The Japanese “LDP(Liberal Democratic Party)”:http://en.wikipedia.org/wiki/Liberal_Democratic_Party_%28Japan%29 is probably scared of finally losing government for the first time ever, after their main opposition, the “DPJ(Democratic Party of Japan)”:http://en.wikipedia.org/wiki/Democratic_Party_of_Japan (DPJ) won 178 seats in the general election of October 2003. So it is drafting a new constitution for Japan which will make its social conservatism a fundamental feature of the country’s political system. “The Japan Times”:http://www.japantimes.com reports that they are looking to curtail freedom of assembly, as well as “to restrict or ban the publication or sale of books that have a detrimental effect on young people’s upbringing.” They also want to be able to spend government money on ShintÃ´ religious ceremonies. This won’t be ordinary legislation: it’ll probably be not just allowed, but suggested by the constitution. The changes required could be pretty far-reaching, since the current constitution guarantees that “freedom of assembly and association as well as speech, press and all other forms of expression are guaranteed Ã¢â‚¬Â¦ No censorship shall be maintained, nor shall the secrecy of any means of communication be violated,” (Article 21). Even “academic freedom” is currently guaranteed specifically, by article 23.
Constitutions are meant to be minimal, and to *limit* the scope of government to the protection of citizens’ rights to property and self-determination. These moves would clearly transgress the purpose for which written constitutions were championed in the 18th and 19th centuries. In its original form, the US constitution is probably the best of those pioneering documents, and the Japanese ought to think themselves lucky that US officials “drafted”:http://www.ndl.go.jp/constitution/e/outline/00outline.html their “current one”:http://www.solon.org/Constitutions/Japan/English/english-Constitution.html during the occupation after WWII(World War 2, 1939-1945). For the record, I think the present Japanese constitution is a hell of a lot better than the Australian one. Maybe we could offer to take it off their hands (minus the stuff about the Emperor appointing the Prime Minister and so on).
Let’s hope the DPJ(Democratic Party of Japan) wins the next Japanese election and sets things right.
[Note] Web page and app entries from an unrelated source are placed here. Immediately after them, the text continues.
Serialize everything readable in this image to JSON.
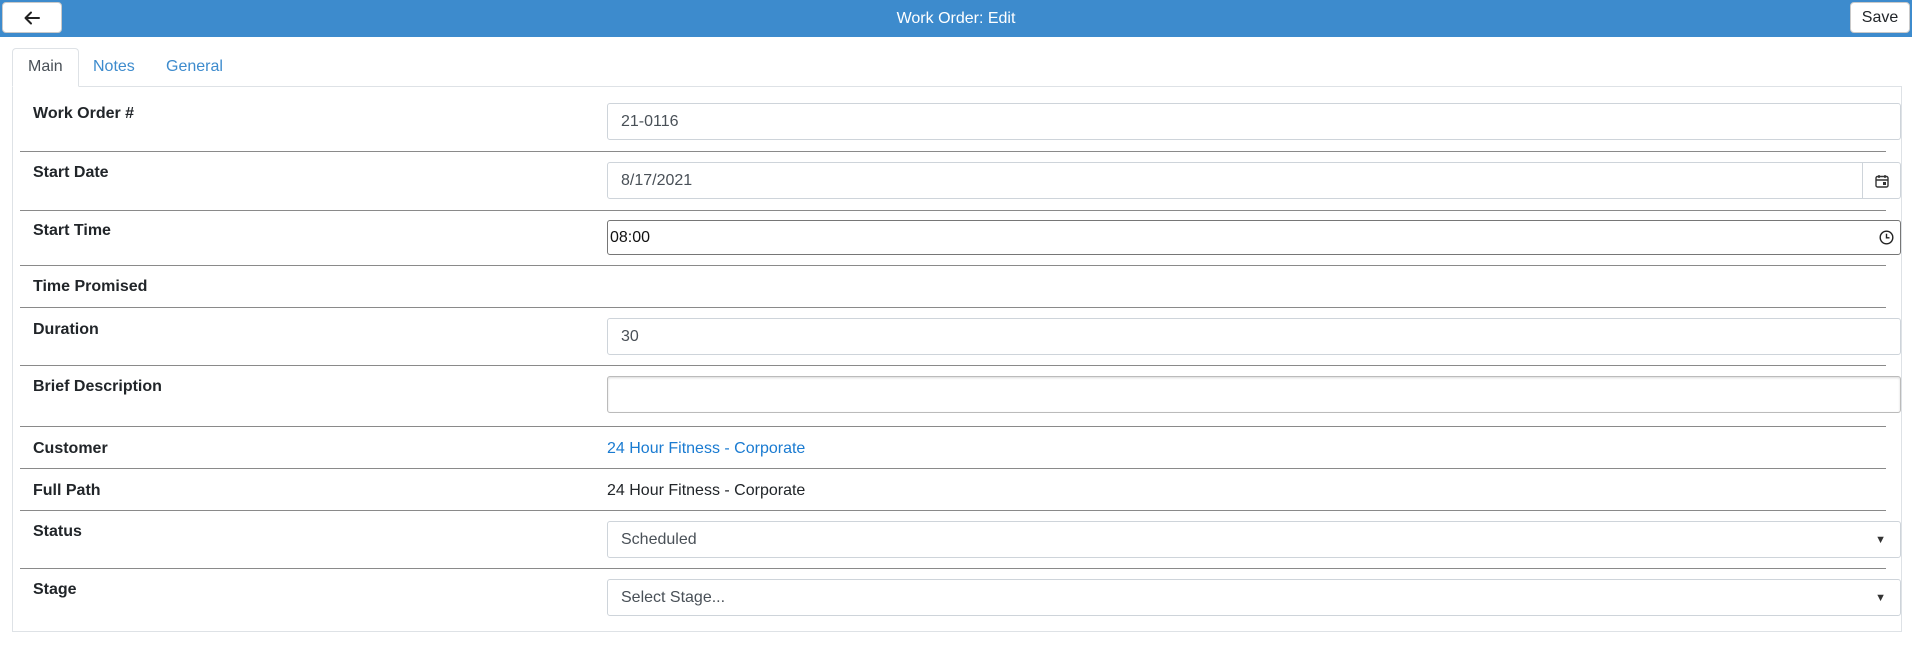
{
  "header": {
    "title": "Work Order: Edit",
    "save_label": "Save",
    "back_icon": "arrow-left-icon"
  },
  "tabs": [
    {
      "label": "Main",
      "active": true
    },
    {
      "label": "Notes",
      "active": false
    },
    {
      "label": "General",
      "active": false
    }
  ],
  "form": {
    "work_order": {
      "label": "Work Order #",
      "value": "21-0116"
    },
    "start_date": {
      "label": "Start Date",
      "value": "8/17/2021",
      "icon": "calendar-icon"
    },
    "start_time": {
      "label": "Start Time",
      "value": "08:00",
      "icon": "clock-icon"
    },
    "time_promised": {
      "label": "Time Promised"
    },
    "duration": {
      "label": "Duration",
      "value": "30"
    },
    "brief_description": {
      "label": "Brief Description",
      "value": ""
    },
    "customer": {
      "label": "Customer",
      "value": "24 Hour Fitness - Corporate"
    },
    "full_path": {
      "label": "Full Path",
      "value": "24 Hour Fitness - Corporate"
    },
    "status": {
      "label": "Status",
      "value": "Scheduled"
    },
    "stage": {
      "label": "Stage",
      "value": "Select Stage..."
    }
  },
  "colors": {
    "header_bg": "#3d8bcd",
    "link": "#1a7bd1"
  }
}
Incidentally, the Japanese LDP shares few values (except a commitment to privatisation) with the “Liberal Democratic Party of Australia”:http://www.ldp.org.au/, which I recently joined.